I knew my wrist was broken. It was in an unnatural s-curve, although it didn't hurt. "It's broken," I said, holding it close to my chest. "Maybe not," said Tony, as he helped me stand, along with two other men, and then together they boosted me into the truck since there was no way I could grab onto the strap to pull myself in.

I thanked the others and we headed for the Mercy Hospital ER. I had the presence of mind to take off my rings since my hand hadn't begun to swell yet, and also directed Tony to the hospital.

They took me back immediately and it wasn't long before they shot me up with painkillers and an anti-nausea drug. X-rays showed several pieces of shattered bone. Long story short: It was splinted that night; a week later I had surgery and the wonderful orthopedist put it back together with many screws and a plate.

But even that night I knew I wasn't going to be writing stories anytime soon. It was my right hand. My note-taking hand. And there's no way I'm typing stories with just my left hand.It hurt, and I had no idea how long I'd be in a cast. Certainly I wasn't going to meet deadlines any time soon.

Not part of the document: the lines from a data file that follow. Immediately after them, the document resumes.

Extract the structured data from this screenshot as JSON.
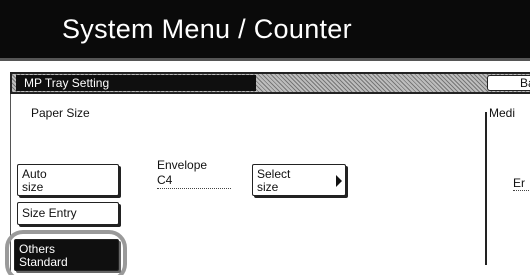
{
  "header": {
    "title": "System Menu / Counter"
  },
  "subbar": {
    "title": "MP Tray Setting",
    "back_label": "Ba"
  },
  "paper_size": {
    "section_label": "Paper Size",
    "auto_size_line1": "Auto",
    "auto_size_line2": "size",
    "envelope_label": "Envelope",
    "envelope_value": "C4",
    "select_size_line1": "Select",
    "select_size_line2": "size",
    "size_entry_label": "Size Entry",
    "others_line1": "Others",
    "others_line2": "Standard"
  },
  "media": {
    "section_label": "Medi",
    "value_fragment": "Er"
  },
  "colors": {
    "title_bg": "#0a0a0a",
    "selected_bg": "#0f0f0f",
    "highlight_ring": "#9a9a9a"
  }
}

It was over, those freelance gigs. And I wasn't too upset about it, actually. I loved the interviewing, the getting to meet new people and find out their stories and how they got to where they are. But the deadlines? Meh. The stress of trying to tell their story accurately and yet still making it enticing in a mere 500-700 words? Very hard. I would sweat blood over the story and always ended up paring it down, hopefully not losing the essence as I chopped words. I would not miss that part.

The next day I called my editor to tell her I was out, but that I had a replacement in mind, a local friend who had no freelance experience but whose writing was clean, interesting, and sharp. They both agreed -- and my friend Melissa is still writing for them, five years later.

 I was ready to be done, apparently, and the Universe took a rather drastic way of letting me know that. I needed to get out of the way to allow Melissa her opportunity.

While I know I could have resumed freelancing once I'd healed, it never felt right again.